Given records:
⟨
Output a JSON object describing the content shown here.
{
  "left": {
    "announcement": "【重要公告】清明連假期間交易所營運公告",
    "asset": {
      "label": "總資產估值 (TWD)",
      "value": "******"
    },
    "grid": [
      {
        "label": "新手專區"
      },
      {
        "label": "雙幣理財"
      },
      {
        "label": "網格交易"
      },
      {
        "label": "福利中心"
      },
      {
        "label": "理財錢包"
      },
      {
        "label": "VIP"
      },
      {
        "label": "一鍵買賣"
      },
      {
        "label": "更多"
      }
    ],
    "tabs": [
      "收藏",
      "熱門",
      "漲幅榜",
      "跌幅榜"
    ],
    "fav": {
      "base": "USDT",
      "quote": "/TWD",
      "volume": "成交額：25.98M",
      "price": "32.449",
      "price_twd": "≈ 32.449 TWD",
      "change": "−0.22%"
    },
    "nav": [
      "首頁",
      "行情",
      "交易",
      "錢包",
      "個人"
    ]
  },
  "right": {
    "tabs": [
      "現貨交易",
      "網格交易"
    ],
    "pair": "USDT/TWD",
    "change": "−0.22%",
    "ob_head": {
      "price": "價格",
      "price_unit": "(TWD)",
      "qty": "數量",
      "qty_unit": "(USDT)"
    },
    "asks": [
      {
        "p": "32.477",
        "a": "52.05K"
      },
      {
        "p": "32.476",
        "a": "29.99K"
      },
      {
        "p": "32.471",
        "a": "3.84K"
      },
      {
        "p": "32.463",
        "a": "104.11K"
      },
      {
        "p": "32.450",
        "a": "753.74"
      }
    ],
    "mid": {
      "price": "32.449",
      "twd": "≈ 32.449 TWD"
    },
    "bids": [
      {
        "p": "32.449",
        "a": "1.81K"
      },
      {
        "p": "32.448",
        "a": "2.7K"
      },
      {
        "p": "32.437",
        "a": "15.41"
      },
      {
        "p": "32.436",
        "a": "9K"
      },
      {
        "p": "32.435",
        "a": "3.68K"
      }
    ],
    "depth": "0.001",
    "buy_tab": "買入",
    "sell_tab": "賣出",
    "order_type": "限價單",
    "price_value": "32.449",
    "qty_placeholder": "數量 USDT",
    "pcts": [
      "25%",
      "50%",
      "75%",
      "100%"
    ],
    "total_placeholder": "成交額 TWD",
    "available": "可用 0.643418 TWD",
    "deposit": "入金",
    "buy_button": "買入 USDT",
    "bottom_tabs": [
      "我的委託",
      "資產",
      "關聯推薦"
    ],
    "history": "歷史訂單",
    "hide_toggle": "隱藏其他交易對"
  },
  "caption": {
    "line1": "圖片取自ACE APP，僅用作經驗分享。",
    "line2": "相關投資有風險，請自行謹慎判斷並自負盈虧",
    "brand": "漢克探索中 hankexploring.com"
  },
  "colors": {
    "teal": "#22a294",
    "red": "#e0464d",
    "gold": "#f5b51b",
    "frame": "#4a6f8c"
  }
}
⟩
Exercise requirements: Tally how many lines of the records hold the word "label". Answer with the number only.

Response below: 9